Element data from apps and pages
■ ■ ■ ■ ■
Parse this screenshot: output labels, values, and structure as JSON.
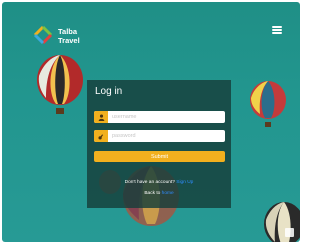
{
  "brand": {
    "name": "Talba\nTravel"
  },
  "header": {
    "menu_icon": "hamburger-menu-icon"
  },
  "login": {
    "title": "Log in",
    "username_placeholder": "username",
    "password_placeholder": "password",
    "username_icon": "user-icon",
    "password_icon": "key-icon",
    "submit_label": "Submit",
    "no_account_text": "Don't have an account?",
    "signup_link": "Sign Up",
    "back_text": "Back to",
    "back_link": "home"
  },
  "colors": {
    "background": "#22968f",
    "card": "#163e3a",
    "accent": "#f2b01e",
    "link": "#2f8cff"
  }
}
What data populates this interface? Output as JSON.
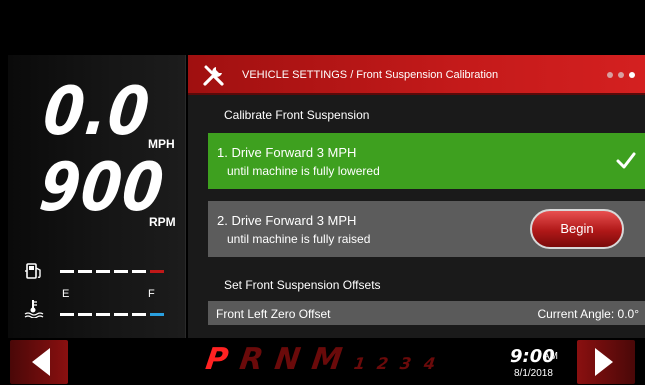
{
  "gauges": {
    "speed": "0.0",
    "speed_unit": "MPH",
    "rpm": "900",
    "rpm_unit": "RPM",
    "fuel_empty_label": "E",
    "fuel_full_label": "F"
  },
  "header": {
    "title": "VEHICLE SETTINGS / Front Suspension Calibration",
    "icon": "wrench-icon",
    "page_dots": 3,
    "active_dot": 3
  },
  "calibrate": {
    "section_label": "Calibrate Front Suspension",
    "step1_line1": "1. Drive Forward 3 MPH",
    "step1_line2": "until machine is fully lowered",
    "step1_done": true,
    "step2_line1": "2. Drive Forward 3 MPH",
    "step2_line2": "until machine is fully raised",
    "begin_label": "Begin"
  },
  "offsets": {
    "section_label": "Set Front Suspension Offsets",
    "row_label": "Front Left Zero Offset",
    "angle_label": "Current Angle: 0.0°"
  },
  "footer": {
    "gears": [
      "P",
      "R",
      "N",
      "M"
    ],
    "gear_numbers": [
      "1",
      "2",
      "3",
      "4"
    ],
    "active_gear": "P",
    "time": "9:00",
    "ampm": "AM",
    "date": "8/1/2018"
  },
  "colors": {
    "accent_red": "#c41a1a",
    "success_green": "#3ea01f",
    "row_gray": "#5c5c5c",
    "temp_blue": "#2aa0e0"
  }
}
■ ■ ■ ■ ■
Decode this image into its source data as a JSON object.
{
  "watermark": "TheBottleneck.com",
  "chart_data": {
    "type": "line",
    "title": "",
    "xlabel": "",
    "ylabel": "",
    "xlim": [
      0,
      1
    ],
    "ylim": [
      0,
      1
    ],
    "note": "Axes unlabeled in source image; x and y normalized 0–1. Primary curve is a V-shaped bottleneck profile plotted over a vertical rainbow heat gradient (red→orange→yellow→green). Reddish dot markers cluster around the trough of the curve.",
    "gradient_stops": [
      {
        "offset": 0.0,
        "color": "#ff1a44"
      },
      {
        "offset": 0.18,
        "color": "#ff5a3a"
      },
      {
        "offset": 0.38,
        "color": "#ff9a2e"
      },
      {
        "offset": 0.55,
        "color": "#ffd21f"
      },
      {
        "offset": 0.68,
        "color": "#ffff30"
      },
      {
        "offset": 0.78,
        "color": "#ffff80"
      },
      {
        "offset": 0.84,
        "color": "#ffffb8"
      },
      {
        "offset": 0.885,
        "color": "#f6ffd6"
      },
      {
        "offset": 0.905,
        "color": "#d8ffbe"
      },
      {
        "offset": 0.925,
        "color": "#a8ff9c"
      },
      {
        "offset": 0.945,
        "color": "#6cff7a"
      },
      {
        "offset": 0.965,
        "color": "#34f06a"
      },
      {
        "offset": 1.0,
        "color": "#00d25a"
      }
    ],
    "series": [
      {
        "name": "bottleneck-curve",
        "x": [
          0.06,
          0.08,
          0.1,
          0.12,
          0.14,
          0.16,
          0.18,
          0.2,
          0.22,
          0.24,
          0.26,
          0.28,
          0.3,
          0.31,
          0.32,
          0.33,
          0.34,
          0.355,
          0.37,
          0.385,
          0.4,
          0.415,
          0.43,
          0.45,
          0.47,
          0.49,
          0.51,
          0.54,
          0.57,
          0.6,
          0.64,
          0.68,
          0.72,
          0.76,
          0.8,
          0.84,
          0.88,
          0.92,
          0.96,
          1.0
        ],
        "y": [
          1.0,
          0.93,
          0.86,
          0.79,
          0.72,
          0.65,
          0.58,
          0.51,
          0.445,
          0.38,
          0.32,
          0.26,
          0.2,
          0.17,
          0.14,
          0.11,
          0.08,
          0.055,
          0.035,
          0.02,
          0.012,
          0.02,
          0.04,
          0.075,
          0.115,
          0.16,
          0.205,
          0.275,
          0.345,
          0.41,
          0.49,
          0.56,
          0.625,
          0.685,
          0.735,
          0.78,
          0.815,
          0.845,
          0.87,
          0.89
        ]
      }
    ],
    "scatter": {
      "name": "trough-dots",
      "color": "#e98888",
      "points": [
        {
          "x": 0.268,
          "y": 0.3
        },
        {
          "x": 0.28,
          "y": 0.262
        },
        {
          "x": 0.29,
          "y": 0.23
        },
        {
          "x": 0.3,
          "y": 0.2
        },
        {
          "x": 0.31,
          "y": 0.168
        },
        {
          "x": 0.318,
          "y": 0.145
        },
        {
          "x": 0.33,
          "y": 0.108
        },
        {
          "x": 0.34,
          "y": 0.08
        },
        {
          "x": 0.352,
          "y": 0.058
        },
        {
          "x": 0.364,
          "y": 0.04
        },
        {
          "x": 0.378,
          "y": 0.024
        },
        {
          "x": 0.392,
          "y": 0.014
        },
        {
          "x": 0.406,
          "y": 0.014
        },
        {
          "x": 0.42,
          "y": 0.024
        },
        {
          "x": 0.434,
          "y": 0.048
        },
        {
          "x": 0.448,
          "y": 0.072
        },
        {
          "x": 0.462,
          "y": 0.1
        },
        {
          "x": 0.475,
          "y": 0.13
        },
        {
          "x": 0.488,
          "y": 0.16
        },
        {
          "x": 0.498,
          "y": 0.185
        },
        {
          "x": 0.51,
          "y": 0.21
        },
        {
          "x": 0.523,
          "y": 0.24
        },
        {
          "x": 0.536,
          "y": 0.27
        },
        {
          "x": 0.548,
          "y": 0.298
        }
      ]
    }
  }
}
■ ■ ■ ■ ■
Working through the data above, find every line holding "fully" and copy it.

■ **REPLY**
    "step1_line2": "until machine is fully lowered",
    "step2_line2": "until machine is fully raised",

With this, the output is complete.